According to Bloomberg, the latest Ethereum upgrade to PoS, which uses staking, could cause tax confusion in the United Kingdom. British citizens who stake their Ethereum will not know how much to pay when filing tax returns.
Ethereum’s Merge To Affect Tax Returns
Recently, the World’s second largest currency by market cap switched to the PoS consensus mechanism. This eliminates the need for miners while giving power to the community.
Ethereum holders can choose to stake their tokens on the blockchain to assist in validating transactions while they earn rewards. According to estimates, they can earn up to 5.2% of their staked coins.
Given that Ethereum has several holders, the idea of staking could go mainstream with the latest Merge. Several Ethereum holders would want to stake their coins on the network.
According to a Bloomberg report, this could mean a great disaster for the United Kingdom. The UK already issued guidelines for how crypto users should treat staking when filing tax returns.
Unfortunately, this would put so much pressure on British users who are into staking. They may find it hard to know what to report and pay.
Meanwhile, another problem is that most Britons do not have to file annual tax returns. This increases the burden on tax authorities if people engaged in staking have to file annual tax returns.
Tax Guidelines for Staking in the UK

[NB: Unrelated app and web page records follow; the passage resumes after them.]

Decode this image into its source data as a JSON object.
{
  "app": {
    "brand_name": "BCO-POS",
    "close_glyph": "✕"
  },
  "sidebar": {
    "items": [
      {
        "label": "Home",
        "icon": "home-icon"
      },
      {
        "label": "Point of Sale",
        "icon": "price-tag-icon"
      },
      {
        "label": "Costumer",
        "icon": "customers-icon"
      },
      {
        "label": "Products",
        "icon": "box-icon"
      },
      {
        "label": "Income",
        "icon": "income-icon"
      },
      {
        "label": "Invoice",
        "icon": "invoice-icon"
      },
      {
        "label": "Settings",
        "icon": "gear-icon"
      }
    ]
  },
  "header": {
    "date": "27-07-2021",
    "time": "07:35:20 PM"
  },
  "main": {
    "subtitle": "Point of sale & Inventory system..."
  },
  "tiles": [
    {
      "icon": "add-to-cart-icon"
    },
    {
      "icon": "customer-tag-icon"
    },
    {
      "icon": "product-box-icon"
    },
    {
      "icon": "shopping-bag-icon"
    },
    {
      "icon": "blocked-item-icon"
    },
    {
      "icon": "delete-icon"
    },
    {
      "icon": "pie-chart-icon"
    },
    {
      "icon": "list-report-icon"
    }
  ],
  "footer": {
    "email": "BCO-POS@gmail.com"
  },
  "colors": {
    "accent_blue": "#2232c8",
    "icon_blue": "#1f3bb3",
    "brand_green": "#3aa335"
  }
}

David Wren, a tax executive at EY, said that tax officials would be under so much tension if they asked those into staking to file annual returns for just crypto.
Meanwhile, the UK released its tax guidelines for staking over seven months ago. The recent problem with reporting tax returns for crypto will make it hard for the UK to go ahead over jurisdictions in terms of crypto regulation.
As per a report from Staking Rewards on Monday, around 12% of Ethereum in circulation (about $25.2 billion) are locked in staking wallets. This shows that more Ethereum holders are staking their tokens to earn passive funds.
Furthermore, the HM Revenue and Customs in the UK modified its crypto assets regulatory framework at the beginning of the year. The framework now includes decentralized finance (DeFi).
Staking is a major part of the DeFi sector, where investors lend, borrow, and trade digital tokens. The new guidelines ask investors to consider the conditions of platforms that offer staking services.
These conditions would determine if they must pay more levies. If a staking platform uses a person’s token, the HMRC said the platform benefits from the tokens.
Hence, the agent would treat it as disposal, leading to capital gains tax. This would likely be the case for those staking their Ethereum tokens.
HMRC’s Guidelines Require Stakers To Pay Tax on Earnings
Jonathan Peall and Wren, one of KPMG UK’s tax directors, said these exchanges usually group the tokens of various users to carry out certain operations. Also, the exchanges do not give a time frame when the tokens will be returned to their owners.
Furthermore, the guidelines said that it would not consider staking earnings as interest. This is because the UK does not regard crypto assets as legal tender or currency.
Therefore, stakers in the UK will have to pay an income tax on their staking earnings. This tax can be up to about 45%.
In the UK, people do not file returns except there are earnings from their investments. This shows that most people are unaware they must submit returns in staking cases.
According to Wren, this could be a major problem in the UK. This is because tax authorities would ask people to submit a tax return that did not exist before.
Meanwhile, Joseph Riley from Dechert Llp, a law firm, said other regions do not have guidelines for staking yet. The crypto community in the UK will have to wait and see how things turn out.